- STHRC is the only human-rights effort in Texas that works to prevent migrant deaths through advocacy, organizing and public-education that targets the root causes of regional migration.
- Placed over 100 water stations at the South Texas/Mexico border with plans to open 200 more by 2020.
- Systematizing forensic data collection of unidentified human remains and mapping unknown graves in 18 Texas border counties.

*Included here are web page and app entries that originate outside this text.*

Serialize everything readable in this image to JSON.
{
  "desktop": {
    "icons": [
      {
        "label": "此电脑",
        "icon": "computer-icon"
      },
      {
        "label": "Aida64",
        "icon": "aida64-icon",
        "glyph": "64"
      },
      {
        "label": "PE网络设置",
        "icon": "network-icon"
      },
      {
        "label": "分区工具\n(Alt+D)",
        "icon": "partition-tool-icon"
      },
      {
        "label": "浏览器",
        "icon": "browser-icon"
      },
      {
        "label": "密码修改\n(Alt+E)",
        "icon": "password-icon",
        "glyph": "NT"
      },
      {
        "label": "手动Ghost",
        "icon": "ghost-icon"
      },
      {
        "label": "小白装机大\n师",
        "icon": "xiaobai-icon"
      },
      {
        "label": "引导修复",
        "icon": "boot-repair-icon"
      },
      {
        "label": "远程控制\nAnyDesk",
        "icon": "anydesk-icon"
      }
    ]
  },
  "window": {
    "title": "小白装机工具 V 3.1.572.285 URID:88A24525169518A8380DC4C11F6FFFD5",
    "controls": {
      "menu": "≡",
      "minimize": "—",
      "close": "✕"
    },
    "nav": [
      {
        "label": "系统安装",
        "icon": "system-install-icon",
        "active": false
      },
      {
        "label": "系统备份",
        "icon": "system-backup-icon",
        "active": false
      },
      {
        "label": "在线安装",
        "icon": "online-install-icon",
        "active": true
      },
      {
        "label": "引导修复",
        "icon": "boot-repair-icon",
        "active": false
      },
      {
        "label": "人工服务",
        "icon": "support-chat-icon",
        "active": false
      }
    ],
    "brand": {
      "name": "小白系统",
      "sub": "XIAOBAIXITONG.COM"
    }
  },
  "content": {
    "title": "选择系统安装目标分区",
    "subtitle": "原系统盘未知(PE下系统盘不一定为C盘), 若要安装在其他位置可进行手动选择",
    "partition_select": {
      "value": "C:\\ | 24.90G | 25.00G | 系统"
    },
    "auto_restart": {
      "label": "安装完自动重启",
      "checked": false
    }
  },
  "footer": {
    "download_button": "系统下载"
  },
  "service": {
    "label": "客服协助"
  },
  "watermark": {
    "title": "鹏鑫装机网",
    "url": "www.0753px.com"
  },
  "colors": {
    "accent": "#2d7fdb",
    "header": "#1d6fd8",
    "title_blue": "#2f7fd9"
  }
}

When I took leave from my union work to care for my mother through her final illness, it gave me an unexpected opportunity to explore new projects. I chose to found the STHRC. As an experienced organizer, I was able to use my skills of diplomacy, negotiation and pushing people to take action to confront important challenges. This work is my coup de grace against injustice in the land of my roots, South Texas. My work to recover migrants’ bodies is very painful. Family members have little knowledge to share; I request searches by local officials and have established a framework to reconcile all forensic data of exhumed remains, missing-migrants reports, unknown graves and death certificates – all to assist families who turn to STHRC for help. Our reach extends to 18 South Texas counties in the border and brush-country, coastal bend area. Our best practices for processing and identifying UHRs have been developed with prominent partners, including the Brooks County Sherriff’s office, Texas State University, the Texas Guard, The Border Patrol and others, including Guatemalan, Salvadoran, Honduran and Mexican civic society stakeholders. I feel the anguish and desperation of family members whose loved ones are missing or lost. Law enforcement can be callous or uncaring, with few answers. Guides and coyotes (smugglers) are evasive and deceptive; consulate personnel are distant and lack follow-through. Families come to us; we listen, interview, and begin the search. We are the beacon, la fogata, for family members who are themselves undocumented and powerless. The STHRC is their only hope and voice. I look in the quagmire of relentless enforcement and detention; I search in the brush. I cannot forget that the people who suffer are those who strive for a better life.